“We’re working on the negotiations now,” Nishimura told reporters in a briefing. “If necessary, we will make sure to support mid-size and small companies and farms,” depending on what is agreed with the United States, he added.
U.S. President Donald Trump said this week he had struck trade agreements with Tokyo but left unclear whether he had agreed not to impose threatened national security tariffs on Japanese vehicles and auto parts – a critical issue to Japan.
Trump and Japanese Prime Minister Shinzo Abe have said they hoped to sign an agreement at this month’s United Nations General Assembly in New York.
Trump’s announcement has left unanswered questions over whether the agreement would deliver Japan one of the main prizes of its negotiations: a U.S. pledge not to impose national security tariffs of up to 25% on Japanese vehicles and auto parts under Section 232 of U.S. trade law.

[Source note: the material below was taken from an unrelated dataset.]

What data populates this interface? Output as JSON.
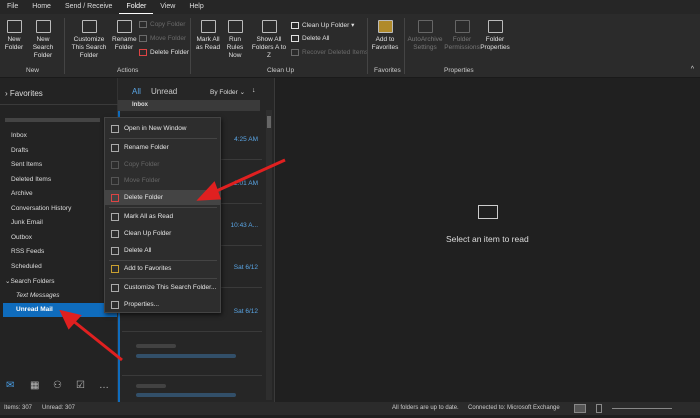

Japanese Foreign Minister Toshimitsu Motegi, who is in charge of talks with U.S. Trade Representative Robert Lighthizer, has said he wanted to reconfirm at the final stage of talks that the tariffs would not be imposed.
Full details of the agreement have not been disclosed. But Japan is expected to agree to cut tariffs on imports of U.S. beef and pork to within levels granted to signatories of the multilateral Trans-Pacific Partnership (TPP) pact, officials have said.
That would allow Trump to please U.S. farmers ahead of next year’s presidential election. The farmers had been disadvantaged in Japan’s market after the United States withdrew from TPP after Trump took office in 2017. It would also let Abe keep a pledge to domestic producers.
Japan is also expected to set a safeguard quota of about 240,000 tonnes of U.S. beef imports for the first year after the trade deal takes effect, the Mainichi newspaper reported on Thursday. That would cover most American beef imports, but the quota will likely increase to about 290,000 tonnes by 2033, the paper said.
Under TPP, Japan imposes a tax of 26.6% on beef imports up to around 600,000 tonnes annually and the rate goes up to 38.5% when imports surpass that amount.
Currently, Japan imposes a 38.5% tariff on U.S. beef imports and higher tariffs if accumulated quarterly imports of specific beef products rise more than 17 percent from the previous year.